[App and web page records]
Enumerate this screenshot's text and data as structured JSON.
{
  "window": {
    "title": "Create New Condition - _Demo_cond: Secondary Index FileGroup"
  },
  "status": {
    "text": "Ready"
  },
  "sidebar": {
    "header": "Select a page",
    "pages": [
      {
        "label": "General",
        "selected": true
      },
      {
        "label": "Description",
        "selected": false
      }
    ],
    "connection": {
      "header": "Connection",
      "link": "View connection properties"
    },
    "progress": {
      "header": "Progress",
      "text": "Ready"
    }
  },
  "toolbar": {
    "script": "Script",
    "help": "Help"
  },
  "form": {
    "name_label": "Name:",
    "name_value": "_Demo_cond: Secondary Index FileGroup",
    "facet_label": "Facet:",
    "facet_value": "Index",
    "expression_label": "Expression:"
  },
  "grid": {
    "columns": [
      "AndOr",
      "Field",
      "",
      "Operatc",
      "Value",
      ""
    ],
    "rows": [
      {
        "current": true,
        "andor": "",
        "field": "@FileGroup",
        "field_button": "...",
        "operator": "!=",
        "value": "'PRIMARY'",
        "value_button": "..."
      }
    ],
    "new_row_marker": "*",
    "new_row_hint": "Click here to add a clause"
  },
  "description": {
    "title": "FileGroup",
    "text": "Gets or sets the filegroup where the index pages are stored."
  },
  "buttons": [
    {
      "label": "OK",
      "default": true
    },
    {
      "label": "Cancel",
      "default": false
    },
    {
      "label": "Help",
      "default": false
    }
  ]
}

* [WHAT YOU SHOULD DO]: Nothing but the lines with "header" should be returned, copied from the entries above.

* [ANSWER SPACE]:
    "header": "Select a page",
      "header": "Connection",
      "header": "Progress",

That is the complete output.